Then the man said, “Your name will no longer be Jacob, but Israel, because you have struggled with God and with humans and have overcome.” ~ Genesis 32:28
In the Bible, when people encounter God and become changed, oftentimes God will grant them a new name. Gideon became Jerubbal. Sarai became Sarah. Jacob became Israel.
Jacob’s story is rather unique, though, in the fact that he was left physically changed as well as changed psychologically. When Jacob wrestled with God, he basically demonstrated all of the knowledge and power that had been taught to him through his journey with God. God could not beat him – so Jacob was blessed instead.
Jacob was given a broken hip, to always remind him of his need for God, and he was also given a new name, to remind him that God had a great plan for him and his descendants. When you are given a name by God, it not only serves to define your identity, but it serves to define your future.
I got into an argument with one of the leaders of my church just the other day because she refused to use my name, Micah. More than that, by refusing to use my name, she was also refusing to acknowledge the identity that God is creating in me.
God put the name Micah on my heart when I was just beginning to take baby steps to accepting myself as trans. Originally I was going to be Angel, or Bobby, or something like that. When I was looking up baby names to figure out my new identity I stumbled across Micah. I wasn’t ready to acknowledge then that I really wanted to change my name, but Micah stuck with me.
Then I wrote a sermon about the Prophet Micah. He was such a man of prayer! He worked tirelessly to bring Israel out of apostasy. I knew, when I wrote this sermon, that if I were to become a man that I wanted to be like Micah. I believe God orchestrated it when I stumbled across my name on that baby names website, and I believe he let me do that sermon (The last one I did at my old church, by the way) so that I could have a role model.

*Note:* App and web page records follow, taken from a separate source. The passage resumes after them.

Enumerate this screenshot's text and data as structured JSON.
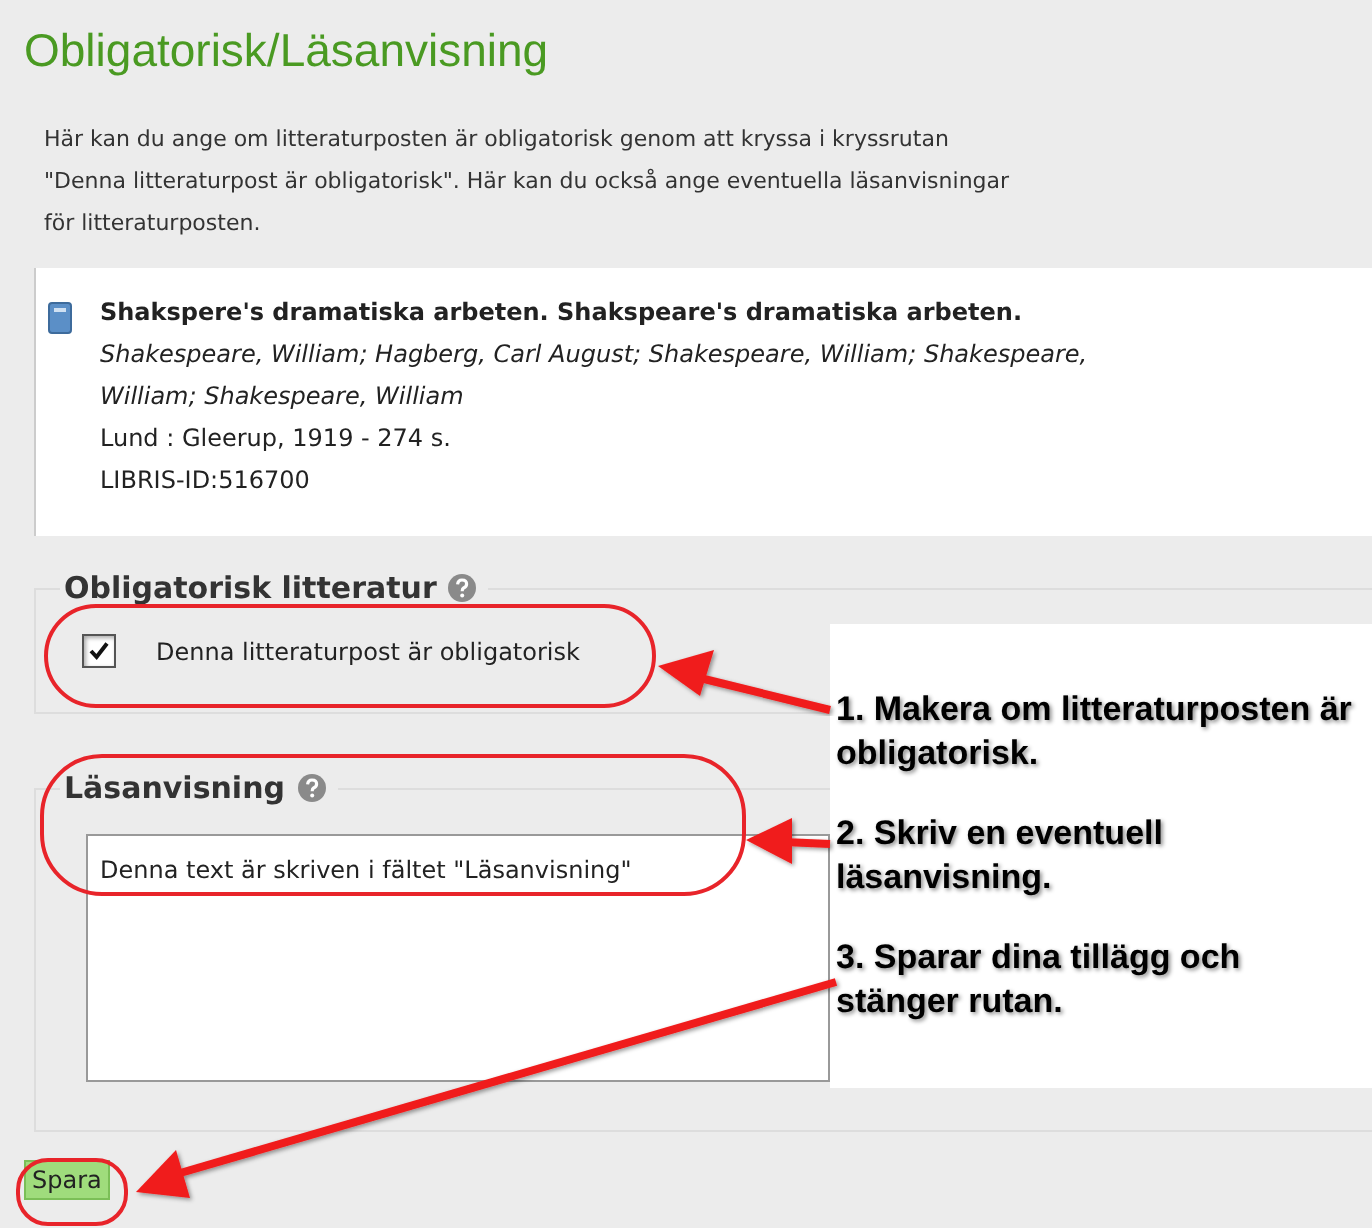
{
  "title": "Obligatorisk/Läsanvisning",
  "description": "Här kan du ange om litteraturposten är obligatorisk genom att kryssa i kryssrutan \"Denna litteraturpost är obligatorisk\". Här kan du också ange eventuella läsanvisningar för litteraturposten.",
  "record": {
    "title": "Shakspere's dramatiska arbeten. Shakspeare's dramatiska arbeten.",
    "authors": "Shakespeare, William; Hagberg, Carl August; Shakespeare, William; Shakespeare, William; Shakespeare, William",
    "publication": "Lund : Gleerup, 1919 - 274 s.",
    "libris_id": "LIBRIS-ID:516700"
  },
  "mandatory": {
    "legend": "Obligatorisk litteratur",
    "checkbox_label": "Denna litteraturpost är obligatorisk",
    "checked": true
  },
  "reading": {
    "legend": "Läsanvisning",
    "value": "Denna text är skriven i fältet \"Läsanvisning\""
  },
  "save_button": "Spara",
  "callouts": [
    "1. Makera om litteraturposten är obligatorisk.",
    "2. Skriv en eventuell läsanvisning.",
    "3. Sparar dina tillägg och stänger rutan."
  ]
}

This is why it hurts when people refuse to use my name and pronouns. I believe that God has been orchestrating my life to get me to this point, down to the name that I have chosen. It’s a matter of respect over my journey, but it’s also a matter of respecting the God who is leading me on this journey. People who refuse to acknowledge my name are putting God into the box that they’ve created for him, conservative and narrow. The God that I believe in is capable of so much more than what can be contained in the box. God’s arms are big enough to hold all of the mess that we put ourselves in.